I hadn’t been traveling or out of the country since before the fall. I haven’t been exposed to anything. I live in A/C. I only go out in the early morning or late evening.

Ah, yes, it’s the annoying — dreaded, even — “fever of unknown origin”.


Next Time on Migraines | All

A Mile an Hour

A different way to run a marathon…

…in about a day. One mile at a time.

More here.

Probably more meaningful than the 4-ish hours that it would take me to complete and certainly more mentally engaging than the the monotony that goes along with distance running.

Now We Know Which it Is…

A week or so ago, I shared my annoyance with the inexplicable “Accessory Not Supported” alerts that I’d begun seeing on my iPad Pro 10.5.
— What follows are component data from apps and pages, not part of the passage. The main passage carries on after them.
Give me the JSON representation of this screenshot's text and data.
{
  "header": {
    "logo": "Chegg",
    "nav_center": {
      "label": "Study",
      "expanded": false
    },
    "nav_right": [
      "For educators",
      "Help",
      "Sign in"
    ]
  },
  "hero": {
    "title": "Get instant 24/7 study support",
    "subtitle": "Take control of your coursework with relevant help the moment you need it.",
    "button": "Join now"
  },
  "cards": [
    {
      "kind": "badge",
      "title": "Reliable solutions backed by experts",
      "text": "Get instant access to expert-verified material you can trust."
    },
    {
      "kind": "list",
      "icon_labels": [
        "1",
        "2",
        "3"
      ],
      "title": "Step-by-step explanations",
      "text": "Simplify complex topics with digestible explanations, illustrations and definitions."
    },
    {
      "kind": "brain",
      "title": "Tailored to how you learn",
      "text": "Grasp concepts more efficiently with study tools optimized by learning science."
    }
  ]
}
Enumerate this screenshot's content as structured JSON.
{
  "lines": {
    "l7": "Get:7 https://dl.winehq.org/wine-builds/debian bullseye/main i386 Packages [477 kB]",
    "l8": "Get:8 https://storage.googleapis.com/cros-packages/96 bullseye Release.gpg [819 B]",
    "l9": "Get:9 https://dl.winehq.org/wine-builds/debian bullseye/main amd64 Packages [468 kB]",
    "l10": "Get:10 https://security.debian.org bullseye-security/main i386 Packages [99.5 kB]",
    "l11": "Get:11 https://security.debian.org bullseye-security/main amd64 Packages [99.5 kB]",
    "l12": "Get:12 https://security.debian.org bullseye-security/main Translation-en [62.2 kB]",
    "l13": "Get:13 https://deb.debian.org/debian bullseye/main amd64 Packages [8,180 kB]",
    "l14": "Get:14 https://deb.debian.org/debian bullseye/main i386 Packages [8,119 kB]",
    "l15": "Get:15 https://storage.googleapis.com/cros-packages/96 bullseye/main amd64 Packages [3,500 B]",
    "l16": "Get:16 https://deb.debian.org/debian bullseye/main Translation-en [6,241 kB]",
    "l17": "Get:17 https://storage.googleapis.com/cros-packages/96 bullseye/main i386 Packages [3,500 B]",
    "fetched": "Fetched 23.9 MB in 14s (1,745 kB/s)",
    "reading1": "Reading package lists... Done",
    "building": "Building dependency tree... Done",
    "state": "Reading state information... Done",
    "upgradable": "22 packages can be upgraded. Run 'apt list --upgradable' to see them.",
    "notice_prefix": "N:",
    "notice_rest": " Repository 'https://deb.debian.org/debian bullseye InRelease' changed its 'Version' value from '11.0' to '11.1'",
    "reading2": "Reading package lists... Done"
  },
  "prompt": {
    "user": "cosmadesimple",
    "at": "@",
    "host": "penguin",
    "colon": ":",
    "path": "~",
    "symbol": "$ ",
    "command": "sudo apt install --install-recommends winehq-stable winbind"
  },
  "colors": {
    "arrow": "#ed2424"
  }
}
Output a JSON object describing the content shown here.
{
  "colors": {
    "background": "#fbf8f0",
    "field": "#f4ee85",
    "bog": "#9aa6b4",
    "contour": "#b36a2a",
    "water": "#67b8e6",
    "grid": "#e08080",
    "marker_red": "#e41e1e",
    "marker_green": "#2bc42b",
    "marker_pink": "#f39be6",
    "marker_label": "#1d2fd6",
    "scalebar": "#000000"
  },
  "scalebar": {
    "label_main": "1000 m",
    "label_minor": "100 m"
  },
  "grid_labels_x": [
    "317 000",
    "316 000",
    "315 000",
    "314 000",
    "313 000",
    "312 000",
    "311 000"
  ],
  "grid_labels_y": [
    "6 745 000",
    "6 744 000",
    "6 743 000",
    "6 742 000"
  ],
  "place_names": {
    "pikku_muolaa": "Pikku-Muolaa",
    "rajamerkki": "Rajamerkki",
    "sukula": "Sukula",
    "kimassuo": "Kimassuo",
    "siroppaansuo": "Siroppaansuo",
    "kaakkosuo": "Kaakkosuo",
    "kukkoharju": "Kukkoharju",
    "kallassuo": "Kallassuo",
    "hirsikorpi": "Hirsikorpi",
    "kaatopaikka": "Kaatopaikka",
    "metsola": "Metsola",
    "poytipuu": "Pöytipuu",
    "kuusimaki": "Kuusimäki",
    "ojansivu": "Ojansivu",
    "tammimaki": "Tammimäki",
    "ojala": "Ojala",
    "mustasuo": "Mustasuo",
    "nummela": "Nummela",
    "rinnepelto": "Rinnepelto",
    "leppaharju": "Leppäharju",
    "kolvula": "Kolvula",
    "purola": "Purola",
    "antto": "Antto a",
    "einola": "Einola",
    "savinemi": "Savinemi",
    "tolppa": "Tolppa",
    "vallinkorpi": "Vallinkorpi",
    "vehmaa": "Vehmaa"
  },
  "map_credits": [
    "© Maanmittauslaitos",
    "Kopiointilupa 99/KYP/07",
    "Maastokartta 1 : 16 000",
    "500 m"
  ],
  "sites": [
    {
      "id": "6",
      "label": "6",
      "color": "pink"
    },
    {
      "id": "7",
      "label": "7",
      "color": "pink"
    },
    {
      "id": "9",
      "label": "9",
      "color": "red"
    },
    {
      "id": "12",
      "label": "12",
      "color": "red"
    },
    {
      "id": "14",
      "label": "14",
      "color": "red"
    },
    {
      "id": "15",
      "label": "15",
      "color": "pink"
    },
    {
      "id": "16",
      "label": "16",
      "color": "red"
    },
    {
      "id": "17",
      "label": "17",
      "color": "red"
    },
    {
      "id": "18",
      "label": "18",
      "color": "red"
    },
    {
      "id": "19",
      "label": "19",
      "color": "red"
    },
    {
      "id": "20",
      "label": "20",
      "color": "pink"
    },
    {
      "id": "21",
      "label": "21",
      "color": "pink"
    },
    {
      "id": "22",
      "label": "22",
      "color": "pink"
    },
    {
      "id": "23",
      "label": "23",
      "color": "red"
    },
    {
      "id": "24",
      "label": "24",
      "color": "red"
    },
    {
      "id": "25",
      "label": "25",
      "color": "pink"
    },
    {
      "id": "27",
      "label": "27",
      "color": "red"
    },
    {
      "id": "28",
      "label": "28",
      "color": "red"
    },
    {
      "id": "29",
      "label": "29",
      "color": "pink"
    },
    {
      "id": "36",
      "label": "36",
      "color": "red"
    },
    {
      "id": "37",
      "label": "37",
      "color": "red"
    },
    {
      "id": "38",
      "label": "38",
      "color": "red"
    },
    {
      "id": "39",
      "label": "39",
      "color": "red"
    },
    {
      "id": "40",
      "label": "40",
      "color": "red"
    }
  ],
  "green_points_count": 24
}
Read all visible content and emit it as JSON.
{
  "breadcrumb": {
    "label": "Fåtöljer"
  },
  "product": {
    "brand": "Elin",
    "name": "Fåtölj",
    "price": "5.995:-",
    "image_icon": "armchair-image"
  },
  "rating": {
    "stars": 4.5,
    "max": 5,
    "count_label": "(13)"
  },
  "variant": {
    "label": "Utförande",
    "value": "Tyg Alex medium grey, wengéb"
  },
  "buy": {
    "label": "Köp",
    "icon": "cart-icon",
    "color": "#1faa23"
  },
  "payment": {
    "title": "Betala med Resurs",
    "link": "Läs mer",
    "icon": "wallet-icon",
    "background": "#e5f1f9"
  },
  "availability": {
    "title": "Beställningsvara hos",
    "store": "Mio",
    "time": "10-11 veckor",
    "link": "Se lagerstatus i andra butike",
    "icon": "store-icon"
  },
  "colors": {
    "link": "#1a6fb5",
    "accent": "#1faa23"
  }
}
I think I’ve finally pinned down what it was.

Of the three things that have ever been connected to it, the only thing that was connected whenever the error appeared was the smart keyboard.

That the keyboard itself occasionally wasn’t transferring keypresses was a good suggestion that it was likely nearing the end of its useful life.

Two and a half years’ of use wasn’t bad for the keyboard. Bought it new July, 2017. No doubt the failing (failure?) point was the flexible hinge. Honestly, you have to bend it every time you want to use it, so it’s not at all surprising — science hasn’t yet devised a material that would be capable, inexpensive, and robust enough to tolerate constant flexing and bending.

So, good news: I haven’t seen the error appear in a few days that I’ve been running it naked. And, in all honesty, the keyboard does make it slightly more useful, but the first creation I’d ever done with it didn’t even use the keyboard at all with the exception of typing the name of the creation — which I could have just as easily typed with the software keyboard.

I shouldn’t use this keyboard failure as an excuse to replace the lot with an iPad Pro 11.